/---

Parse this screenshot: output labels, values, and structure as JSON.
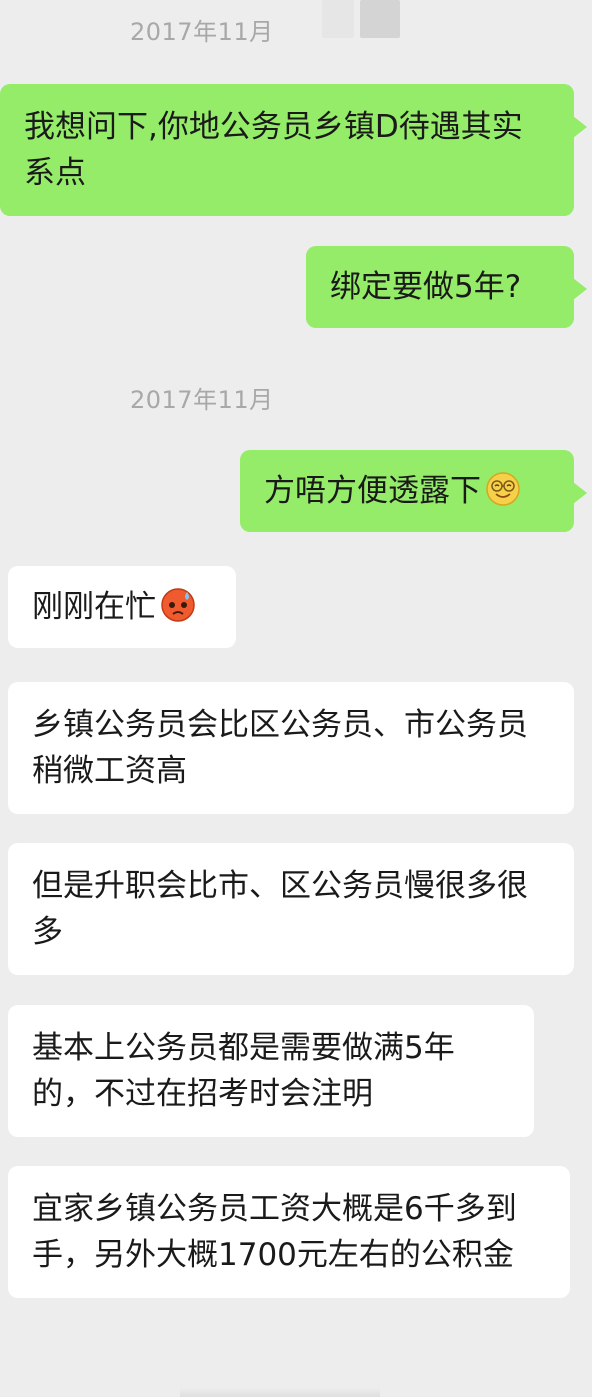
{
  "chat": {
    "timestamps": [
      "2017年11月",
      "2017年11月"
    ],
    "messages": [
      {
        "side": "out",
        "text": "我想问下,你地公务员乡镇D待遇其实系点"
      },
      {
        "side": "out",
        "text": "绑定要做5年?"
      },
      {
        "side": "out",
        "text": "方唔方便透露下",
        "emoji": "smiling-glasses-emoji"
      },
      {
        "side": "in",
        "text": "刚刚在忙",
        "emoji": "angry-sweat-emoji"
      },
      {
        "side": "in",
        "text": "乡镇公务员会比区公务员、市公务员稍微工资高"
      },
      {
        "side": "in",
        "text": "但是升职会比市、区公务员慢很多很多"
      },
      {
        "side": "in",
        "text": "基本上公务员都是需要做满5年的，不过在招考时会注明"
      },
      {
        "side": "in",
        "text": "宜家乡镇公务员工资大概是6千多到手，另外大概1700元左右的公积金"
      }
    ]
  },
  "colors": {
    "background": "#ededed",
    "outgoing_bubble": "#95ec69",
    "incoming_bubble": "#ffffff",
    "timestamp_text": "#a8a8a8"
  }
}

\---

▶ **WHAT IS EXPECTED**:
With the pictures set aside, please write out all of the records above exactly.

▶ **RESPONSE FOR THIS EXERCISE**:
Parse this screenshot: output labels, values, and structure as JSON.
{
  "chat": {
    "timestamps": [
      "2017年11月",
      "2017年11月"
    ],
    "messages": [
      {
        "side": "out",
        "text": "我想问下,你地公务员乡镇D待遇其实系点"
      },
      {
        "side": "out",
        "text": "绑定要做5年?"
      },
      {
        "side": "out",
        "text": "方唔方便透露下",
        "emoji": "smiling-glasses-emoji"
      },
      {
        "side": "in",
        "text": "刚刚在忙",
        "emoji": "angry-sweat-emoji"
      },
      {
        "side": "in",
        "text": "乡镇公务员会比区公务员、市公务员稍微工资高"
      },
      {
        "side": "in",
        "text": "但是升职会比市、区公务员慢很多很多"
      },
      {
        "side": "in",
        "text": "基本上公务员都是需要做满5年的，不过在招考时会注明"
      },
      {
        "side": "in",
        "text": "宜家乡镇公务员工资大概是6千多到手，另外大概1700元左右的公积金"
      }
    ]
  },
  "colors": {
    "background": "#ededed",
    "outgoing_bubble": "#95ec69",
    "incoming_bubble": "#ffffff",
    "timestamp_text": "#a8a8a8"
  }
}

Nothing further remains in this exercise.